[INPUT FOR THIS TASK]

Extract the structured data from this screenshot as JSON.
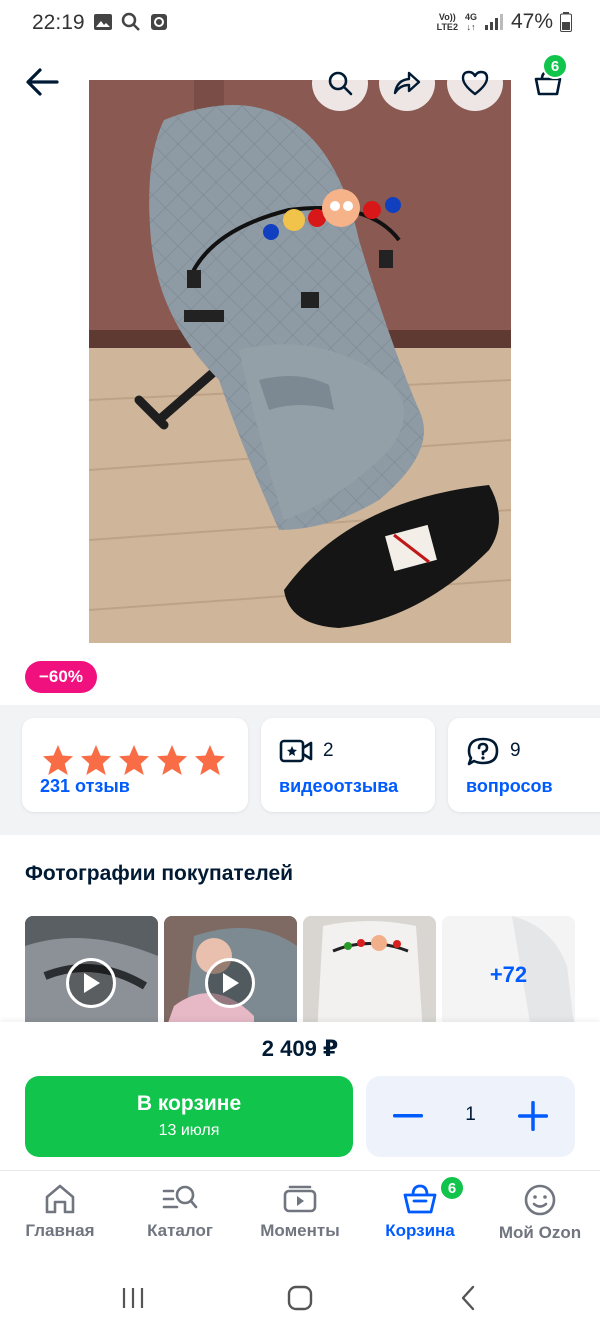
{
  "status_bar": {
    "time": "22:19",
    "network_line1": "Vo))",
    "network_line2": "LTE2",
    "network_type": "4G",
    "battery": "47%"
  },
  "header": {
    "back_icon": "arrow-left-icon",
    "search_icon": "search-icon",
    "share_icon": "share-icon",
    "favorite_icon": "heart-icon",
    "cart_icon": "basket-icon",
    "cart_badge": "6"
  },
  "product": {
    "discount": "−60%"
  },
  "stats": {
    "reviews": {
      "rating": 5,
      "label": "231 отзыв"
    },
    "videos": {
      "count": "2",
      "label": "видеоотзыва"
    },
    "questions": {
      "count": "9",
      "label": "вопросов"
    }
  },
  "photos": {
    "title": "Фотографии покупателей",
    "more_label": "+72"
  },
  "buy": {
    "price": "2 409 ₽",
    "cart_button": "В корзине",
    "delivery_date": "13 июля",
    "quantity": "1"
  },
  "bottom_nav": {
    "items": [
      {
        "label": "Главная",
        "icon": "home-icon"
      },
      {
        "label": "Каталог",
        "icon": "catalog-search-icon"
      },
      {
        "label": "Моменты",
        "icon": "moments-play-icon"
      },
      {
        "label": "Корзина",
        "icon": "basket-icon",
        "badge": "6",
        "active": true
      },
      {
        "label": "Мой Ozon",
        "icon": "profile-smile-icon"
      }
    ]
  },
  "colors": {
    "accent_blue": "#005bff",
    "green": "#10c44c",
    "discount_pink": "#f1117e",
    "star_orange": "#f86d45"
  }
}
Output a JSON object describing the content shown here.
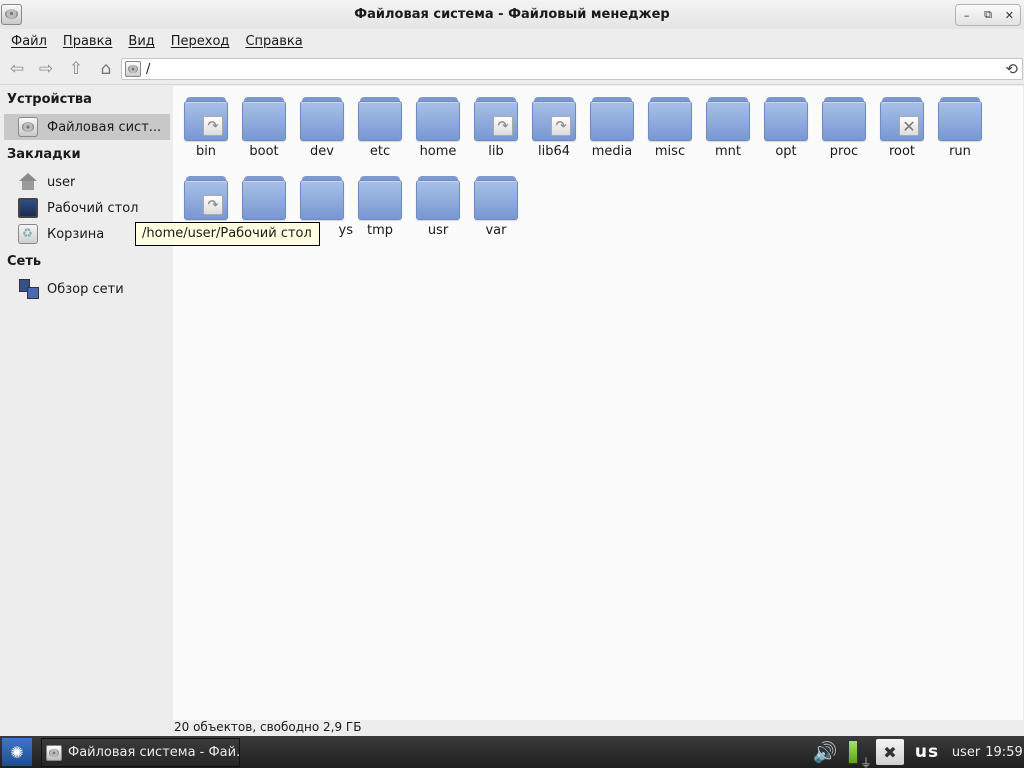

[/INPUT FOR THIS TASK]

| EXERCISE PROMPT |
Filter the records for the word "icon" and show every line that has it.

| ANSWER TO THE PROBLEM |
    "back_icon": "arrow-left-icon",
    "search_icon": "search-icon",
    "share_icon": "share-icon",
    "favorite_icon": "heart-icon",
    "cart_icon": "basket-icon",
        "icon": "home-icon"
        "icon": "catalog-search-icon"
        "icon": "moments-play-icon"
        "icon": "basket-icon",
        "icon": "profile-smile-icon"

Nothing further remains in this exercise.